empire style was in full swing. Dresses were usually filmy and/or clingy, made
of gauzy muslin, or clinging silk or satin like Brigittes gown of white satin.
Often, they were virtually transparent; Jane Austen once wrote to her sister,
Mrs. Powlett was at once expensively and nakedly dressd. Women wore thin
fabrics like muslin with only light stays, if any, and only a chemise beneath, which
they sometimes dampened to more closely reveal the body. These lightweight
dresses were referred to as frocks, a term for a lightweight dress that
buttoned down the back. They were high-waisted and a reticule, like the one Brigitte
carries, was necessary in the absence of pockets. Toward the end of the period,
the corset began to make a comeback, but not in order to produce an hourglass
figure, which was a largely late 19th century invention. Instead, corsets were
designed to produce a long, slim line and often extended below the hips. For
the first time, dresses came in one piece, with drawstrings at the "waistline."
They were fastened to the body by tied tapes or cords, or in more expensive models,
buttons or hooks-and-eyes. Sleeves were often puffed at the upper shoulder area
for ease of movement now that sleeves were actually sewn to the dress, while in
long sleeves, the section below the elbow was more tightly fitted. White was a
popular color because of its classical associations and fabrics became more
varied and available as Napoleon started new factories to boost the French
textile trade. He revived the lace industry at Valenciennes which also made
lace and batiste (a material similar to cambric, which was named for its creator
Baptiste of Cambrai both were originally made of tightly woven linen, though
cotton versions of both later emerged). Popular fabrics included chinz,
cambric, merino, batiste, Chinese crepes, nets, and gauzes, in addition to the always
popular silks and satins. In addition, woven patterns began to emerge along
with the printed.
Over her white dress, Brigitte wears a purple velvet canezou, a short,

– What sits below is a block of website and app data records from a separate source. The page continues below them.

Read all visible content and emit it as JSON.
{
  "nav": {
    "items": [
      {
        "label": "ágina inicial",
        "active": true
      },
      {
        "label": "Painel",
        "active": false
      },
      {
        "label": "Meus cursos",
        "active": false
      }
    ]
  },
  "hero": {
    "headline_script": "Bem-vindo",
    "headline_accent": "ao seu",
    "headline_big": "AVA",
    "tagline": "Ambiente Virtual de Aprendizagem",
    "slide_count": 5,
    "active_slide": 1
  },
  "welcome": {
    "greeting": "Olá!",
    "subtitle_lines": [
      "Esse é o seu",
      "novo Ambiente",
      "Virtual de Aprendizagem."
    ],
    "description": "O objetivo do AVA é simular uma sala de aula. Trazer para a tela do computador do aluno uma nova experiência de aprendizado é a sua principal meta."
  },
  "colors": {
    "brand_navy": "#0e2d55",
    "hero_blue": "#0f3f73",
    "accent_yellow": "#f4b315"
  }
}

lace-trimmed jacket that was the precursor of the spencer. This was a short
waist-length jacket (adjustable depending on where the "waist" was located - in

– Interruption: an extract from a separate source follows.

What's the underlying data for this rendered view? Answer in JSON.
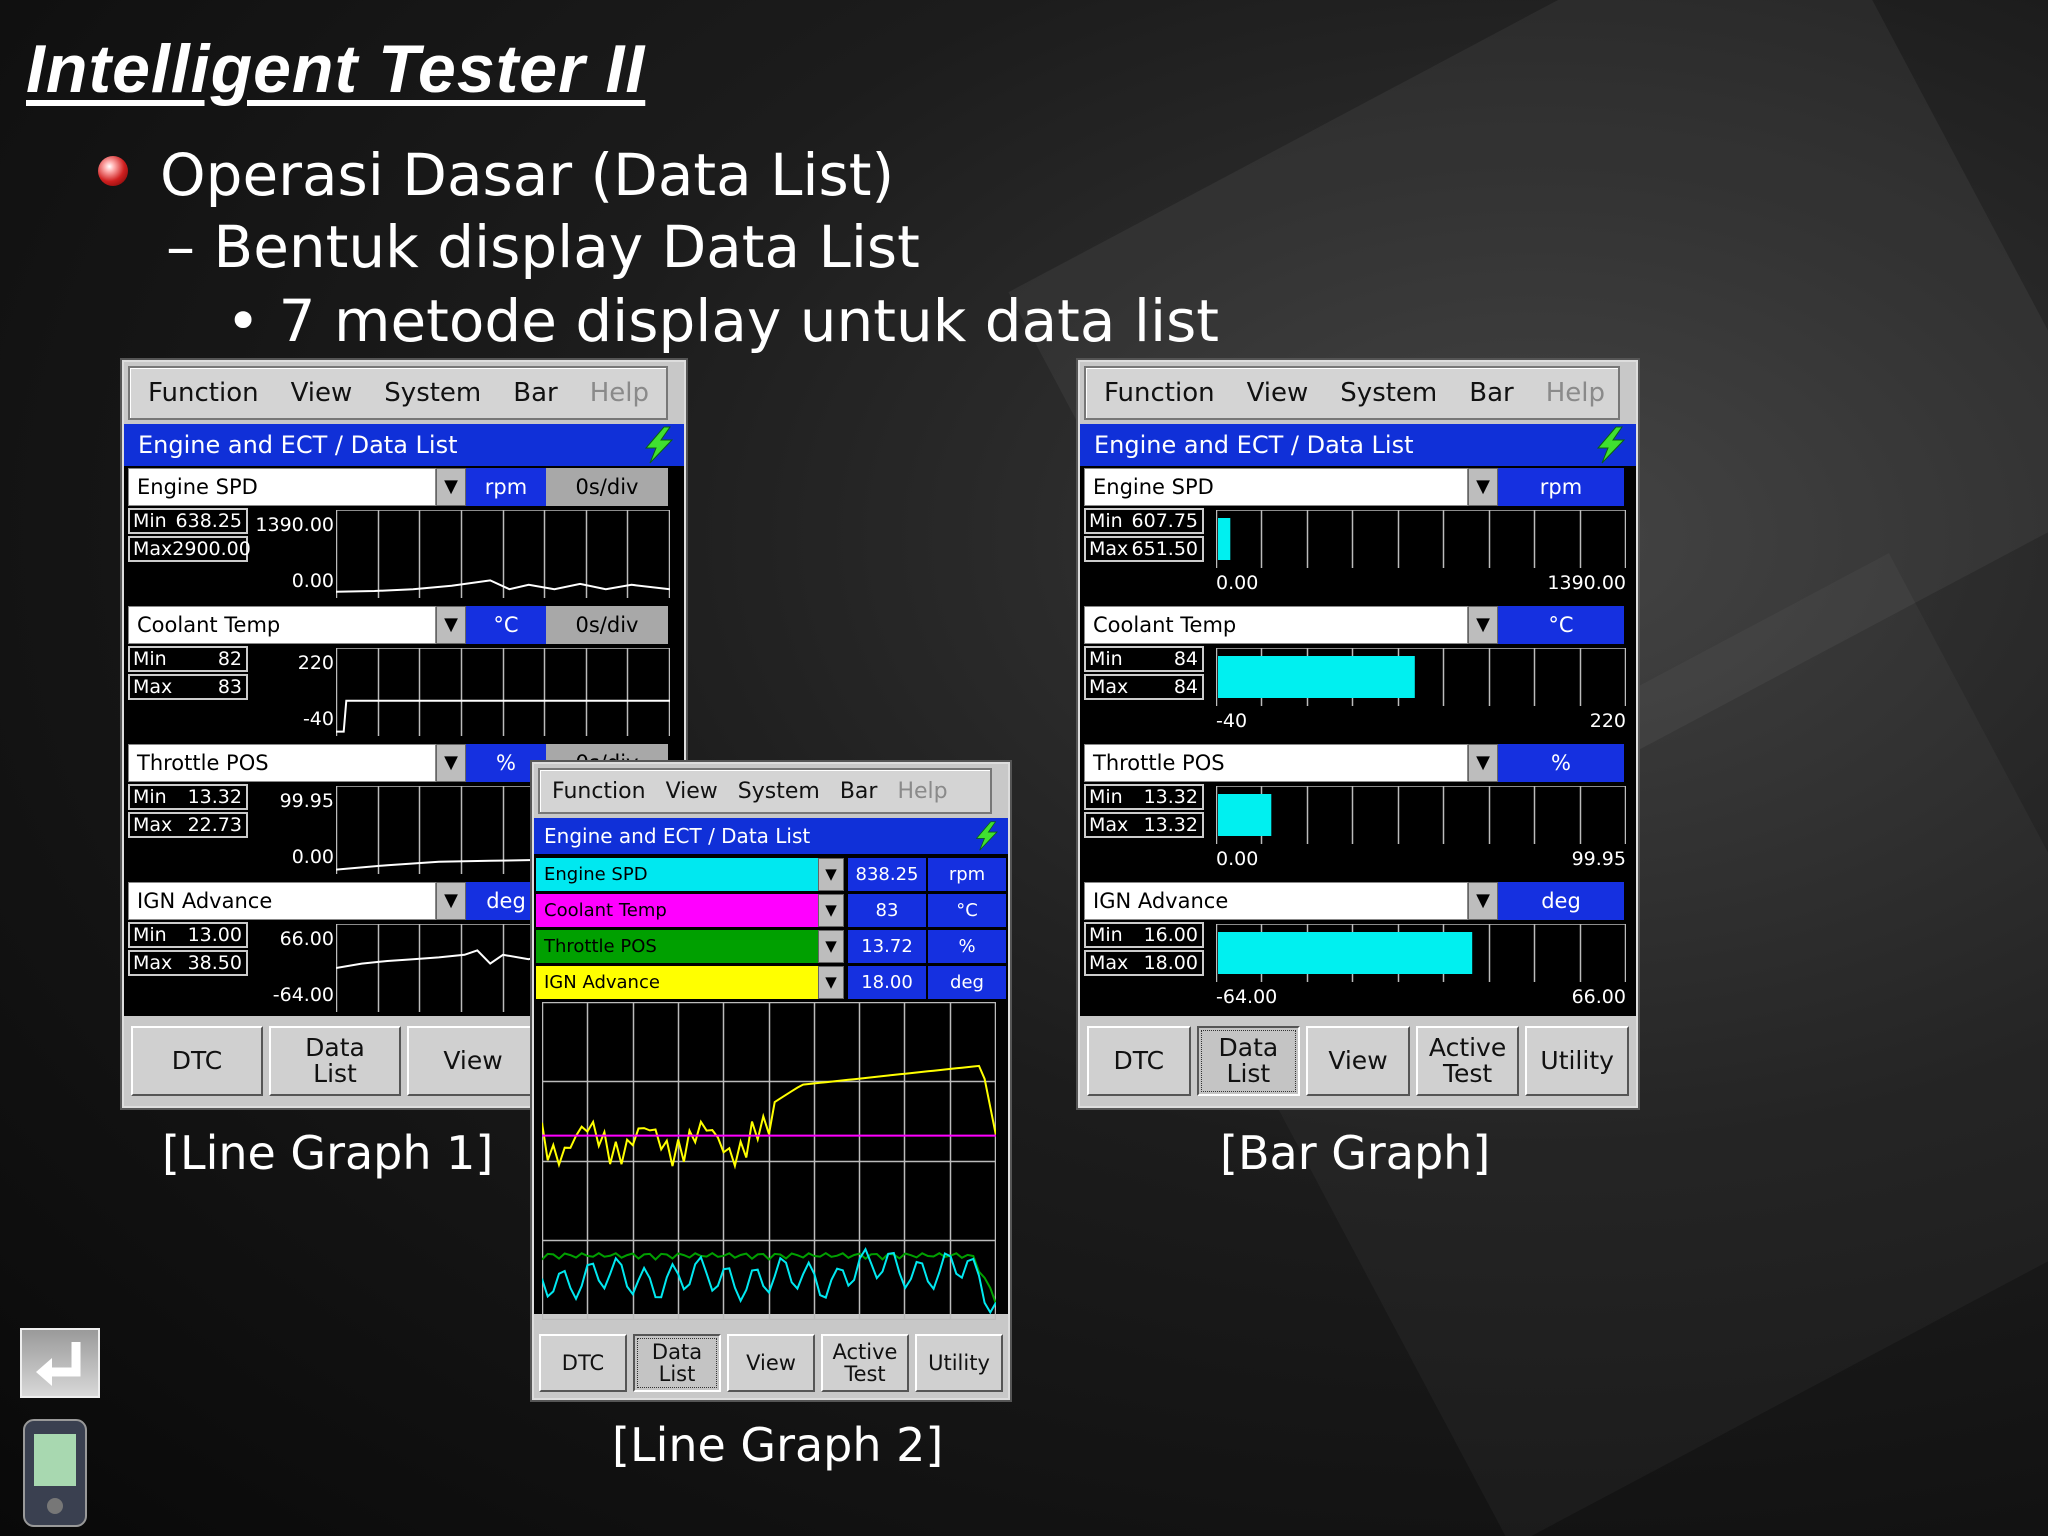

this case, just under the bosom). Legend had it that Lord Spencer had been
thrown while riding and the tails of his riding coat torn off. He vowed that he

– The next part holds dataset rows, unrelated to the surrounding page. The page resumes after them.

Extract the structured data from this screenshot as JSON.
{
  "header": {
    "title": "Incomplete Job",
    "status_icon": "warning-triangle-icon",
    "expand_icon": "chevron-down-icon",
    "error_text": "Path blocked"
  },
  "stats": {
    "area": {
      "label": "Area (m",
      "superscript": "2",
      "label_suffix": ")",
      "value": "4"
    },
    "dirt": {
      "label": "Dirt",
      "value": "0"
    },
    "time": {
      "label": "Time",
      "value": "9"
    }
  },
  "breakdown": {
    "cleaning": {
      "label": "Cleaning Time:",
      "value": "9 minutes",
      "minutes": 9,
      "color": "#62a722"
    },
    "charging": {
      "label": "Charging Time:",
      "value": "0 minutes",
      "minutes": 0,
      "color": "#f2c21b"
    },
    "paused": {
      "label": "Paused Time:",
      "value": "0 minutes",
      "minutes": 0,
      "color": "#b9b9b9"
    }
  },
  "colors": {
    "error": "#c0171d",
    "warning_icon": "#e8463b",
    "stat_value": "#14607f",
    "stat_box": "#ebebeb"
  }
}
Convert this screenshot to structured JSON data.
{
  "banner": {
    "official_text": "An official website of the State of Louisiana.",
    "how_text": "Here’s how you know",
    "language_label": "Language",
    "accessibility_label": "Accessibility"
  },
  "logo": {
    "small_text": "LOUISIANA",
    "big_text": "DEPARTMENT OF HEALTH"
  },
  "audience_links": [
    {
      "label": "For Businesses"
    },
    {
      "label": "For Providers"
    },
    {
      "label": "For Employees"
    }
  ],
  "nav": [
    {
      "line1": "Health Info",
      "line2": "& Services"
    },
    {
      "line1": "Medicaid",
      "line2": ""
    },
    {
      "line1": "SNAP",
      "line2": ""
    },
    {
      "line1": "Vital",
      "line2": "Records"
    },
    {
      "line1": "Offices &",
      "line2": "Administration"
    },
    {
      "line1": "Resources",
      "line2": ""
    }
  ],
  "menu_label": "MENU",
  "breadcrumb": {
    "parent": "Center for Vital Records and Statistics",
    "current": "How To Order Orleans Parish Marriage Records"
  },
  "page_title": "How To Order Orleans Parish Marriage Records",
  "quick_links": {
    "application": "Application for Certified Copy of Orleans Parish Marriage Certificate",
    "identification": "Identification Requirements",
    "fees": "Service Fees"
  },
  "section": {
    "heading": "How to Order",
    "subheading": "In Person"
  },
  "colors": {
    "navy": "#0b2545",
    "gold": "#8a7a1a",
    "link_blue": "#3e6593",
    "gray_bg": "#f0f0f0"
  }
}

would make the look fashionable. The spencer did indeed become popular and by
the 19th century was beginning to become an alternative to the cutaway coat.
For ladies, it could be sleeved or sleeveless. Atop her head is a bonnet in the
English style of purple velvet with velvet pom-poms and she has matching
velvet slippers. The slippers of the time were usually flat heeled with ribbons
that tied up around the ankles. For an outdoors outfit like this, Brigitte would
probably also wear pattens, metal rings on small stilts that strapped to shoes
to keep them and the skirt him an inch or so above the dirt and mud.
Brigitte Belanger Thibodaux (1775 1849)
Brigitte was the second wife of Henry Schuyler Thibodaux, who was at one time
governor of Louisiana. She was a descendant of Jacques Cartier, the explorer
who discovered Canada and a member of a prominent Louisiana family. When she
married Thibodaux in 1800, she brought $1,000 to the marriage while he brought $1,500.
They had five children of their own in addition to three from Thibodauxs
previous marriage. When he died in 1817, Henry left Brigitte the executrix of
his estate with complete control. She managed their plantation, Sainte
Brigitte, so well that she left a small fortune to each of the eight children, providing
an estate of $151,994 when she died in 1849. She was also instrumental in the
founding of the city of Houma.